This summer John Maus will release his third full-length album, and first since 2007, with one of the best titles I've ever heard: We Must Become The Pitiless Censors Of Ourselves. Hey, John, I'm with you, man.
"Believer" is the closing track to the new album, due out June 28, and the first official single. The video, produced using rare, vintage equipment, looks like it was recorded on an old VHS tape deck circa 1982, with flickering digital static and rainbow-colored overlays.
"The video was the result of an ongoing collaboration between Jennifer Stratford, Nicolas Amato, and I," Maus tells NPR. "Like the music, (it) wagers (that) all these old machines now consigned to obsolescence afford expressive possibilities the mere 'cutting edge' never could, you know? It is also about honoring that great figure of daring, Mr. Jack Chan, and for reasons more complicated and numerous than I could possibly go into here."
"Believer" itself is a driving, bass-heavy blast of brilliant synth-pop with Maus' vocals floating in a sea of reverb.
"I suppose what I was after, what I'm always after in some way, is a singular affirmation that we are something else than this, you know?" Maus says. "Something better than what we all most often seem to suppose we are. I mean, what else should music be than this: an anticipation of what would finally be itself?"
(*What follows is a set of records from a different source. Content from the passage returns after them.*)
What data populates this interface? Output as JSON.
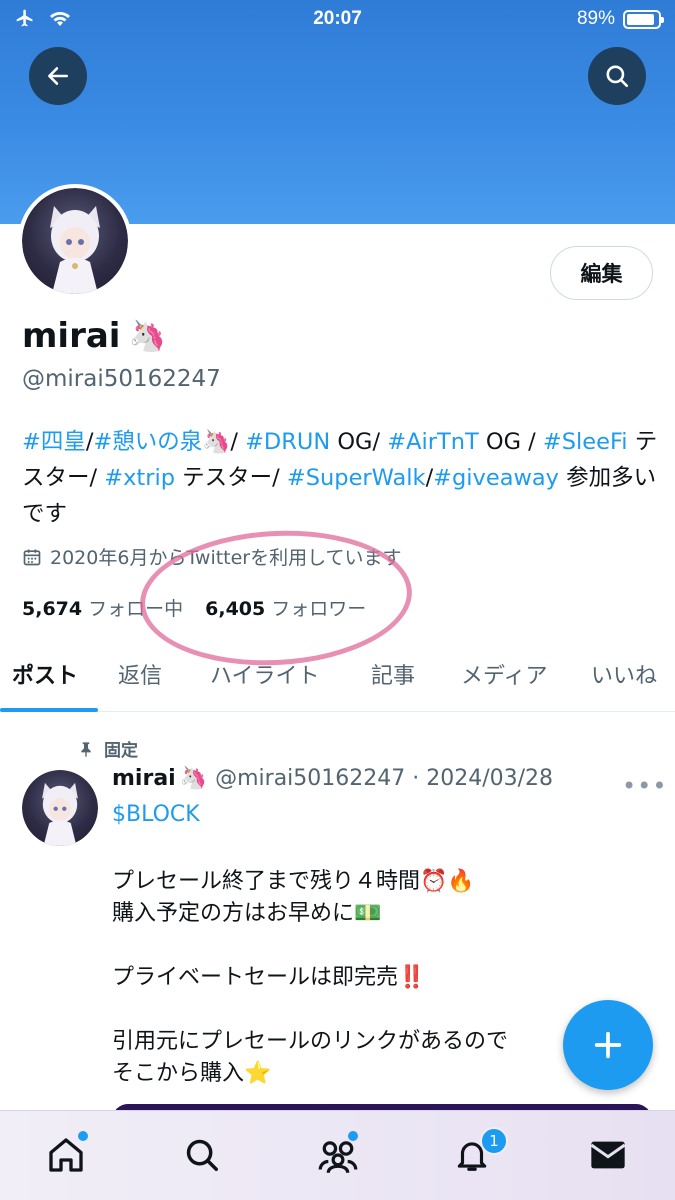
{
  "status_bar": {
    "time": "20:07",
    "battery": "89%",
    "battery_level": 0.89
  },
  "profile": {
    "display_name": "mirai",
    "display_name_emoji": "🦄",
    "handle": "@mirai50162247",
    "edit_label": "編集",
    "bio": [
      {
        "text": "#四皇",
        "tag": true
      },
      {
        "text": "/",
        "tag": false
      },
      {
        "text": "#憩いの泉",
        "tag": true
      },
      {
        "text": "🦄/ ",
        "tag": false
      },
      {
        "text": "#DRUN",
        "tag": true
      },
      {
        "text": " OG/ ",
        "tag": false
      },
      {
        "text": "#AirTnT",
        "tag": true
      },
      {
        "text": " OG / ",
        "tag": false
      },
      {
        "text": "#SleeFi",
        "tag": true
      },
      {
        "text": " テスター/ ",
        "tag": false
      },
      {
        "text": "#xtrip",
        "tag": true
      },
      {
        "text": " テスター/ ",
        "tag": false
      },
      {
        "text": "#SuperWalk",
        "tag": true
      },
      {
        "text": "/",
        "tag": false
      },
      {
        "text": "#giveaway",
        "tag": true
      },
      {
        "text": " 参加多いです",
        "tag": false
      }
    ],
    "joined": "2020年6月からTwitterを利用しています",
    "following_count": "5,674",
    "following_label": "フォロー中",
    "followers_count": "6,405",
    "followers_label": "フォロワー"
  },
  "tabs": [
    {
      "label": "ポスト",
      "active": true
    },
    {
      "label": "返信",
      "active": false
    },
    {
      "label": "ハイライト",
      "active": false
    },
    {
      "label": "記事",
      "active": false
    },
    {
      "label": "メディア",
      "active": false
    },
    {
      "label": "いいね",
      "active": false
    }
  ],
  "pinned_post": {
    "pinned_label": "固定",
    "name": "mirai",
    "name_emoji": "🦄",
    "meta": "@mirai50162247 · 2024/03/28",
    "cashtag": "$BLOCK",
    "paragraphs": [
      "プレセール終了まで残り４時間⏰🔥\n購入予定の方はお早めに💵",
      "プライベートセールは即完売‼️",
      "引用元にプレセールのリンクがあるので\nそこから購入⭐"
    ]
  },
  "bottom_nav": {
    "items": [
      "home-icon",
      "search-icon",
      "communities-icon",
      "notifications-icon",
      "messages-icon"
    ],
    "notification_badge": "1"
  },
  "colors": {
    "accent": "#1d9bf0",
    "banner": "#3a8be3",
    "highlight": "#e06b9a"
  }
}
You'll likely be hearing a lot more from John Maus this year. If "Believer," and "Quantum Leap," another track from his upcoming album that he gave away on his SoundCloud page last month are any indication, We Must Become The Pitiless Censors Of Ourselves could be a breakout record.
Check out this interview he did with the French site The Drone. It'll also give you a good idea of what his incredible live performances are like. Copyright 2011 National Public Radio. To see more, visit http://www.npr.org/.